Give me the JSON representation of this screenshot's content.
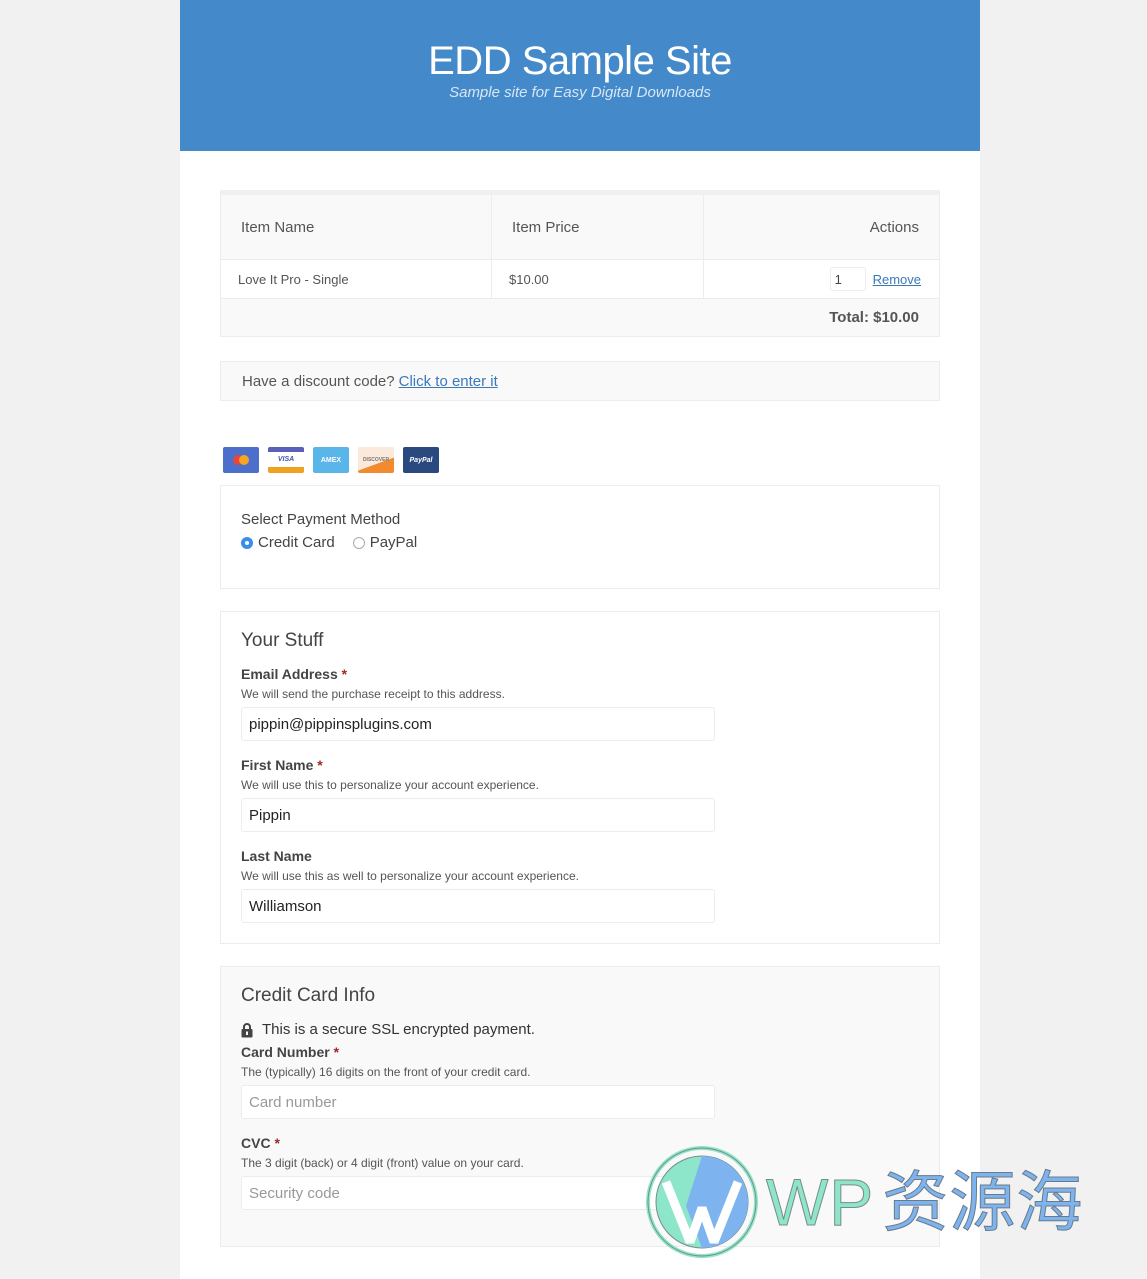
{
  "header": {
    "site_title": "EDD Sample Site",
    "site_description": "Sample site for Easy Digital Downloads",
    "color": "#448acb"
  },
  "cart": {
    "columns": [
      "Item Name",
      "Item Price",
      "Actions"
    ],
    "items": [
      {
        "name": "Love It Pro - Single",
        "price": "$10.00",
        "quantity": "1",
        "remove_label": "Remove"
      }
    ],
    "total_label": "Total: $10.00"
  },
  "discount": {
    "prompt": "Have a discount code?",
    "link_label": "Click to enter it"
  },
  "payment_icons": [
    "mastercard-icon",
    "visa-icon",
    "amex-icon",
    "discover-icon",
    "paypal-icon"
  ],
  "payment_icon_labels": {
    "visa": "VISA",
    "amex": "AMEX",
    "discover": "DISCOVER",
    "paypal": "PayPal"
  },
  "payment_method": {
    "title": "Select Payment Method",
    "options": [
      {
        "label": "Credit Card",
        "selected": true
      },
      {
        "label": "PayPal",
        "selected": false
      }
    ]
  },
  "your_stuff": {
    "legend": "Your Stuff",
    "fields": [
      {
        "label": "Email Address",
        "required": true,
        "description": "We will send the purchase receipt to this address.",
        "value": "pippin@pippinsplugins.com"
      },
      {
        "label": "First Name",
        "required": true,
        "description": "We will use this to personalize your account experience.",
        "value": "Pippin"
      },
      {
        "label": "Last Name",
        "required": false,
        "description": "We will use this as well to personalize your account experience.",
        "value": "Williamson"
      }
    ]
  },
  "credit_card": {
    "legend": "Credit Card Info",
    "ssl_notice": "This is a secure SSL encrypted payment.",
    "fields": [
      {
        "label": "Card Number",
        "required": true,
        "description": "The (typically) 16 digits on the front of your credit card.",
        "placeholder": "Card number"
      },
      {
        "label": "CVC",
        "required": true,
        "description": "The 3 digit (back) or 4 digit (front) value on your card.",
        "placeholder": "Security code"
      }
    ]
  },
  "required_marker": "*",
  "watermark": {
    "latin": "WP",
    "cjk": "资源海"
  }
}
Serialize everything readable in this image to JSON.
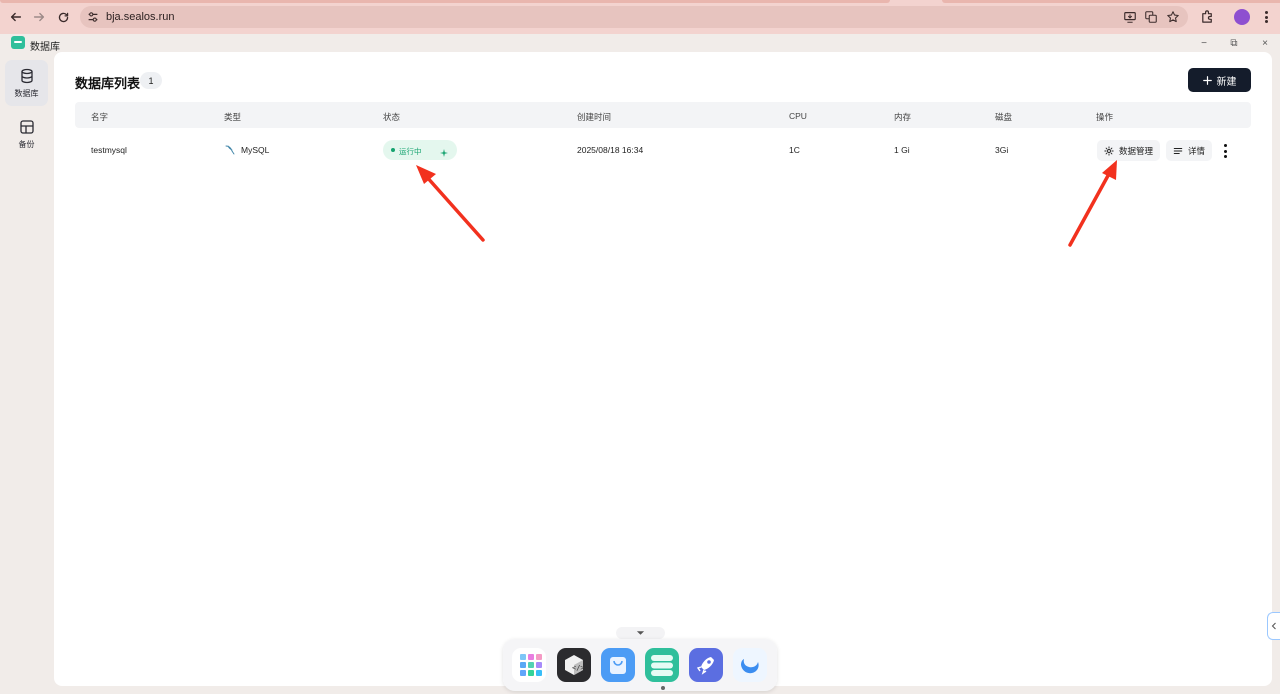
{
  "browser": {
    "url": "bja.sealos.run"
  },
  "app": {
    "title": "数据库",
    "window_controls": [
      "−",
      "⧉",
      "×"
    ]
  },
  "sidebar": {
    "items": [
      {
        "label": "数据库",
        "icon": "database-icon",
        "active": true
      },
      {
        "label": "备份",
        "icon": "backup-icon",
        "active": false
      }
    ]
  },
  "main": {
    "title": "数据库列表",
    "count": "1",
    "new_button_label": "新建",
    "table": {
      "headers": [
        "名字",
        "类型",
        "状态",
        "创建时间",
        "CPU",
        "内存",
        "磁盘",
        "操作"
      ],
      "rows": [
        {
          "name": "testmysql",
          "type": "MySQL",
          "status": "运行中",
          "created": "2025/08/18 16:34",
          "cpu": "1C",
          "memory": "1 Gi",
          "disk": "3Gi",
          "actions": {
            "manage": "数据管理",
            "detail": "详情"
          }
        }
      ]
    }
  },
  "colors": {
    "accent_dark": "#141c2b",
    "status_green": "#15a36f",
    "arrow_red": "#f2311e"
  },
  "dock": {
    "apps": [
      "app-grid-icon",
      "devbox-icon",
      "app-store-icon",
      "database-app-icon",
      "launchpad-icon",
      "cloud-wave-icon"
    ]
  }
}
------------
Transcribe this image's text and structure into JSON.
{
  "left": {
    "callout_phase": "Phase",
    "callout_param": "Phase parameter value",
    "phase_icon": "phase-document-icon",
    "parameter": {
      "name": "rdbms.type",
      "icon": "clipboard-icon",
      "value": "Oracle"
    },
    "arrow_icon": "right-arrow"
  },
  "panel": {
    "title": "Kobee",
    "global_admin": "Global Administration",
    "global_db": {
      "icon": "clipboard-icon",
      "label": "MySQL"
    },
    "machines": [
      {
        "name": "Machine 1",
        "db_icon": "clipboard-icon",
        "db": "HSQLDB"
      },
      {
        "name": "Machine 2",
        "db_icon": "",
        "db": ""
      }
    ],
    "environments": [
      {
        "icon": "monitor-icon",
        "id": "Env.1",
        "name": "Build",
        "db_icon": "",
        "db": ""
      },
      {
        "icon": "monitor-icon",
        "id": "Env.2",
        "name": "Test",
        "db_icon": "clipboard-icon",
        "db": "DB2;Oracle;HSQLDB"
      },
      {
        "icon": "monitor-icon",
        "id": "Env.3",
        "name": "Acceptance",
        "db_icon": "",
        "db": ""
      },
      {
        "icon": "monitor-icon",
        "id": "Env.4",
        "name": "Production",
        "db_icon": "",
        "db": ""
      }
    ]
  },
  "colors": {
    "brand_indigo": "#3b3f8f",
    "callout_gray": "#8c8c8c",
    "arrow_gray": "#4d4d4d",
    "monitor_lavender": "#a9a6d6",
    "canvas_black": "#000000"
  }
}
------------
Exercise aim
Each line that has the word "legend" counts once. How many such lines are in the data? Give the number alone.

Solution to this exercise
2